1. Pupils should learn to both argue and defend points.

1.1. Whilst children must learn to understand that everyone has different values and thoughts, it's just as important that children are taught to understand that they don't have to always agree with one another, and that it's sometimes a good thing to disagree. Having different opinions is what makes us all unique, and there is no right or wrong answer.

1.2. Does stating that there is no right or wrong answer not go against the act of endorsing British Values rather than simply respecting them?

2. The difference between tolerating and endorsing.

2.1. Tolerating, as stated in the British Values, links to the act of understanding and accepting something as being different.

2.2. Tolerating can also have very negative connotations, as if it were an act fulfilled by people despite not wanting to do. Why not use a term more fitting such as "accepting"?

2.3. Endorsing means to actually encourage the participation in something, as opposed to simply accepting it. Is forcing children to believe that British Values are the best values the most British thing to do?

3. How can a teacher employ respect and tolerance in the everyday classroom?

3.1. Teachers must employ respect and tolerance in everything they do to help children understand the importance of it. It should not be limited to the one hour of RE they have a week, but should be drawn upon across the school's ethos.

3.2. Ensuring that no faith or belief is disrespected or degraded in any manner within the classroom can seem daunting, but it's important that children understand the importance of acceptance. One must show respect and tolerance for everyone on a daily basis out in the world, and children must be prepared from that within the classroom.

4. Britain as a changing state.

4.1. Britain houses a larger mix of religious faiths than ever before, thus meaning that this value is even more prevalent now than it ever has been. Children have such a broad range of backgrounds, that it's vital that children accept one another regardless.

4.2. Britain's decline in religious faith also needs to be discussed with children, as children have every right to not follow a designated faith or belief, and should be able to declare themselves atheists if they so wish.

5. How important is a faith or belief?

5.1. Not only should respect be given for people with different faiths, but also to people who choose not to follow a religion. Condemnation of atheism is a very prevalent issue elsewhere in the world, and it's vital that children are aware that not following a faith is just as valid as following one.
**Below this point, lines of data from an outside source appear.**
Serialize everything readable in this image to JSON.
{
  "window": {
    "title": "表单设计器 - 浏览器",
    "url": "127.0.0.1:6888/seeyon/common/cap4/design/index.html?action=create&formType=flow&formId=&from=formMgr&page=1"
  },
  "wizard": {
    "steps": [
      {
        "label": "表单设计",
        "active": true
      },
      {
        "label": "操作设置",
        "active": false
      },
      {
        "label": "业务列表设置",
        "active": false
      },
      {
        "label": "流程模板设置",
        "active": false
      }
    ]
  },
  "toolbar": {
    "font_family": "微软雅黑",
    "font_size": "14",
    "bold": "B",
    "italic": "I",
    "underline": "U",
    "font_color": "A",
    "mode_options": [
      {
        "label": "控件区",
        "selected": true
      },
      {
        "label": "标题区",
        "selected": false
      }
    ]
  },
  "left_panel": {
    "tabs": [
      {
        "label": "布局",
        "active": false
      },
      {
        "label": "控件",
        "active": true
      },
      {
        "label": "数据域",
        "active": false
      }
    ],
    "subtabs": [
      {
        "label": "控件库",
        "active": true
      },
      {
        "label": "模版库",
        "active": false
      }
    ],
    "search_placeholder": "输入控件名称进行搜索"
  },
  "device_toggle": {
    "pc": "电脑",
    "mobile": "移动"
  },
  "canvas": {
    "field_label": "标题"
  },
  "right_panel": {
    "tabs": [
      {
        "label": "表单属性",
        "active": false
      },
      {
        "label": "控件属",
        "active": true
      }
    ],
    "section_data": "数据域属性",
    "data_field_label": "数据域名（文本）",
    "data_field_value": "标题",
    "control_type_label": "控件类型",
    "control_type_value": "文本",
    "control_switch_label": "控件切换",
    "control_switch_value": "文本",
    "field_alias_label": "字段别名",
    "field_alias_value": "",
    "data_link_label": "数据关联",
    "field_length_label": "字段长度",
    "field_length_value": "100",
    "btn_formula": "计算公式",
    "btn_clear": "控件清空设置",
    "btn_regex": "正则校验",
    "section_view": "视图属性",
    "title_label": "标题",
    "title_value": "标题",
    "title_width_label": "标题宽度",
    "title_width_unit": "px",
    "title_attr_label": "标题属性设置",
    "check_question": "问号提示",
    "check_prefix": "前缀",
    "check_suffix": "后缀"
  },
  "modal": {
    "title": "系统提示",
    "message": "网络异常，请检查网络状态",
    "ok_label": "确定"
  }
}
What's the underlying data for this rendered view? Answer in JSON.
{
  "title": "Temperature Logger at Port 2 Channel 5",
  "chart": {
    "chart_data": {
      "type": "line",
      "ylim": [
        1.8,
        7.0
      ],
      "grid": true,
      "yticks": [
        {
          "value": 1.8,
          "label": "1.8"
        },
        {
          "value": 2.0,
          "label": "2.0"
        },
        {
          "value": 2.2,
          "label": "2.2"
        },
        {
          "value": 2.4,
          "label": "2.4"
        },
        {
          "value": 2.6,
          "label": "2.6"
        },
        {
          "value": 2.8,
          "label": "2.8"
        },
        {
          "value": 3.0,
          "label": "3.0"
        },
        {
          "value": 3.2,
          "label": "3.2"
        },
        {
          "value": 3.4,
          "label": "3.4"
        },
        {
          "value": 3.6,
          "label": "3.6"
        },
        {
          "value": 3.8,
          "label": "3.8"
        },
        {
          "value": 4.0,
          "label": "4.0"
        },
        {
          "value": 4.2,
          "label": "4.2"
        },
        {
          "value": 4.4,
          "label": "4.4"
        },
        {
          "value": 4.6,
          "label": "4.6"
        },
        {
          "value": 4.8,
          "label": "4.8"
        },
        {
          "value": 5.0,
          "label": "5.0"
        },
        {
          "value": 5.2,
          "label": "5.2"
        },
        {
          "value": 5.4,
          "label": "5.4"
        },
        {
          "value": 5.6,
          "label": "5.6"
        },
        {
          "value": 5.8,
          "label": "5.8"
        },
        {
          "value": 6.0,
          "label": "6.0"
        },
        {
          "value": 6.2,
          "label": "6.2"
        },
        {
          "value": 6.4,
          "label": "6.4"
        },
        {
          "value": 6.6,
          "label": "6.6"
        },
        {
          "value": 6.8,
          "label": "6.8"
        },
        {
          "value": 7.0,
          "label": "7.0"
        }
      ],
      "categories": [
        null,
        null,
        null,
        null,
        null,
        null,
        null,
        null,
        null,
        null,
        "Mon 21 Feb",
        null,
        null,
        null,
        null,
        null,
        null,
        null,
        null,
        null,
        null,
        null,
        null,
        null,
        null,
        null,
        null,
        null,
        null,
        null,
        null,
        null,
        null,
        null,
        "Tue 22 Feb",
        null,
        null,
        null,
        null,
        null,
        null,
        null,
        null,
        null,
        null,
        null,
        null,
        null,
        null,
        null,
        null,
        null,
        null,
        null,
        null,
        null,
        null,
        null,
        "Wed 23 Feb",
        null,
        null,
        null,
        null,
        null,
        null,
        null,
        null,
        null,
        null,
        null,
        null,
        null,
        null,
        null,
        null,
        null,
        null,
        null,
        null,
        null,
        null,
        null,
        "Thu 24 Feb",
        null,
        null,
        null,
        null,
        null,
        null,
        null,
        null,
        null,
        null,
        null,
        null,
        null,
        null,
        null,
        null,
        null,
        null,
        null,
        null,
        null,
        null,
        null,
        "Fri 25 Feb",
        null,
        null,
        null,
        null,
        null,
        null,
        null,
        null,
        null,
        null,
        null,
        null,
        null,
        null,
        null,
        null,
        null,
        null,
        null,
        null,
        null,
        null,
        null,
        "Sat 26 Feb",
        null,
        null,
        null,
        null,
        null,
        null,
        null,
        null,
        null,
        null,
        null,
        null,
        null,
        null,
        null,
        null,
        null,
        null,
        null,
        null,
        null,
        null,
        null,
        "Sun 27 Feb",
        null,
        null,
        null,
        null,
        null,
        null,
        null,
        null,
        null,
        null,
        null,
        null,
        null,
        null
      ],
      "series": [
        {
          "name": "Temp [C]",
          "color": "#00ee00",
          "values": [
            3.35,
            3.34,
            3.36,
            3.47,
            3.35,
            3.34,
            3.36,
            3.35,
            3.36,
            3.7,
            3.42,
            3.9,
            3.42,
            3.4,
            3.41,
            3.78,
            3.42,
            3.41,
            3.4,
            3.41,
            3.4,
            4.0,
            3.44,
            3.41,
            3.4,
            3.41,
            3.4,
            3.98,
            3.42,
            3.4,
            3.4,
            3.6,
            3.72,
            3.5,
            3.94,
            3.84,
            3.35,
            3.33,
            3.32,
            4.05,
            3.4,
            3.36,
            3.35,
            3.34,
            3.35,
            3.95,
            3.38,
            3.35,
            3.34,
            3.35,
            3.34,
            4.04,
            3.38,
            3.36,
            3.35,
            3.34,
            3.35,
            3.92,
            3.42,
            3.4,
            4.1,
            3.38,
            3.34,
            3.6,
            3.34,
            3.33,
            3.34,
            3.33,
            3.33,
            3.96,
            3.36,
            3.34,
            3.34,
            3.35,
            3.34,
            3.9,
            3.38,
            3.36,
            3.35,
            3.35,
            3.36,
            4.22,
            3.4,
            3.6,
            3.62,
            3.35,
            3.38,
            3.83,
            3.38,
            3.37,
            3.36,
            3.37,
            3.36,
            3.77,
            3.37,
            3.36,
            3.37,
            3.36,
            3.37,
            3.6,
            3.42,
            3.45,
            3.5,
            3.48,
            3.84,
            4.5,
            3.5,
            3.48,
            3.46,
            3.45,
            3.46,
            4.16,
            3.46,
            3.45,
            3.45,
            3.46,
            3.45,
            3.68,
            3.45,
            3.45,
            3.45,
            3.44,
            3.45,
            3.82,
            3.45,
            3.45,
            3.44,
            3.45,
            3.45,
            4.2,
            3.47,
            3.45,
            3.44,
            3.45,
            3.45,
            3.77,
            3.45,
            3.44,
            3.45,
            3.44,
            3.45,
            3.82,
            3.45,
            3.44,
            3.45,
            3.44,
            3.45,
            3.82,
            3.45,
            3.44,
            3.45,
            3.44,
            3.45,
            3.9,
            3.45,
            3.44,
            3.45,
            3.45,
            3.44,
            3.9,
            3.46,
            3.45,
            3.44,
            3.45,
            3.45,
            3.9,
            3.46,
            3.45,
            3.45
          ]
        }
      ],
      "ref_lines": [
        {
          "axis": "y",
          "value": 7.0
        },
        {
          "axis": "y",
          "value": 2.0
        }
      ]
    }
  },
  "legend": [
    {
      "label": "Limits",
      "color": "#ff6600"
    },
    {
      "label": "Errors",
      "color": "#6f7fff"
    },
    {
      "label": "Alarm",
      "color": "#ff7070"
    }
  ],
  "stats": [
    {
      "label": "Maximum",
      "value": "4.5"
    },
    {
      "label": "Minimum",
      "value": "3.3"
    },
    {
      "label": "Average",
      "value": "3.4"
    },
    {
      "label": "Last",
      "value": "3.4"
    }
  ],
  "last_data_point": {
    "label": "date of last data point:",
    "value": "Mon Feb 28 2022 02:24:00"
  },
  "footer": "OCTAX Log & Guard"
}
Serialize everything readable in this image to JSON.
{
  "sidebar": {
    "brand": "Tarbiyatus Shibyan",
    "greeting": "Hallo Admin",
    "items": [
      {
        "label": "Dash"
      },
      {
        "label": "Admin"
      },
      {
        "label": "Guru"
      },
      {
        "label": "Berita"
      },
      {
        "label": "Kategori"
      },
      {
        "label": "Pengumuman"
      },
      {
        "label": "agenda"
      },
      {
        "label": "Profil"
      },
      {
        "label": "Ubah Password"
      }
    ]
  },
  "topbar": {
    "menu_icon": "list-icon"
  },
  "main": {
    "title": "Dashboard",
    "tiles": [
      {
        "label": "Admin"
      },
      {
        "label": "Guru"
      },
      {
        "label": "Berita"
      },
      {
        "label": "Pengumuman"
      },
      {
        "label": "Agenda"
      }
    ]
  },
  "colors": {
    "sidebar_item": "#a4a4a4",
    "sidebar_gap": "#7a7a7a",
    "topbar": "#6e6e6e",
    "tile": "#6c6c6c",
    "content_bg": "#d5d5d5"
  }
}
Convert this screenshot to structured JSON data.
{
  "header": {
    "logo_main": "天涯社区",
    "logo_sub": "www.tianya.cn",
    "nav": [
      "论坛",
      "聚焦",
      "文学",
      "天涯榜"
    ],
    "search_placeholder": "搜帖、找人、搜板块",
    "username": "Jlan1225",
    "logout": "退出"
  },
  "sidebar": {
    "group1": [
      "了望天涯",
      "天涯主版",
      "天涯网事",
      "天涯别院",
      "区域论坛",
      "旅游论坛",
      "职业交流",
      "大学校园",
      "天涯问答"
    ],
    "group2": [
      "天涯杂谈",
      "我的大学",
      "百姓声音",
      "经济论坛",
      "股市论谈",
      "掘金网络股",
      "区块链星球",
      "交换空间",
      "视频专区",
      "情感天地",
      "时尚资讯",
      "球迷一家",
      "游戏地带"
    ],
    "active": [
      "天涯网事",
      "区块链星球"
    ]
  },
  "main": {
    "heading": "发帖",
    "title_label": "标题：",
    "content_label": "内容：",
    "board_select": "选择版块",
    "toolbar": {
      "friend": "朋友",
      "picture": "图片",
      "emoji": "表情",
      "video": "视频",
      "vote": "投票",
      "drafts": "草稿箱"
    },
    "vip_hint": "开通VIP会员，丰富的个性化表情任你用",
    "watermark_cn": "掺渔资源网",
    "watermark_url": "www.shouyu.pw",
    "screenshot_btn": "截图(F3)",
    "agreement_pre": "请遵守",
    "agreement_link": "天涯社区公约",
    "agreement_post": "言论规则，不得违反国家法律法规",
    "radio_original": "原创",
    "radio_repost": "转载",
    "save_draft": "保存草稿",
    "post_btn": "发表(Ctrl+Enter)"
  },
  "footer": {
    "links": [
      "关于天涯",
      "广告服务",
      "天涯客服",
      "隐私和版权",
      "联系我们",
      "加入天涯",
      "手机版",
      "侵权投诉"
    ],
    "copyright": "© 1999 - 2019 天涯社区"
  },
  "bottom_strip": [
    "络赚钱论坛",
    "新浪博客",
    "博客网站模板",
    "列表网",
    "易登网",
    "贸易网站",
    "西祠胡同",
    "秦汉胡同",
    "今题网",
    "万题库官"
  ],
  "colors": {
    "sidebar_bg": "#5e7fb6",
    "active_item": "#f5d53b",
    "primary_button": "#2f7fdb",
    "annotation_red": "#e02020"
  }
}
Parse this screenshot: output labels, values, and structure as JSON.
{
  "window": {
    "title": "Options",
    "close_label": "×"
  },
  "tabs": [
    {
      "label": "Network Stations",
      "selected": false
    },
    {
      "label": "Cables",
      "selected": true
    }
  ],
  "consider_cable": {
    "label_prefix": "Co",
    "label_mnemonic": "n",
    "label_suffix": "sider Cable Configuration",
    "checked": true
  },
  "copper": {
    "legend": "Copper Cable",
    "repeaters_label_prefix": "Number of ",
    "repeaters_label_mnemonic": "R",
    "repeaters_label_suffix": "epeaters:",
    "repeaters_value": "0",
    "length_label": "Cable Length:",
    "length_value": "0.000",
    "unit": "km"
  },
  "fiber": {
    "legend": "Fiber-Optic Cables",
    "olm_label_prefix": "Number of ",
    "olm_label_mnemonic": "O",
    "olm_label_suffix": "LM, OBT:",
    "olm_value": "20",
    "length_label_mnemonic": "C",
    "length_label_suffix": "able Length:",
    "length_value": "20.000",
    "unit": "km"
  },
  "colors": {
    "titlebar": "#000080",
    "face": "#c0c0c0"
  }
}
5.2. Britain currently is home to more atheists than every before, and the number is continually growing over time. Children need to be made more aware that they can choose not to follow any faith or belief if they do not feel it is right for them.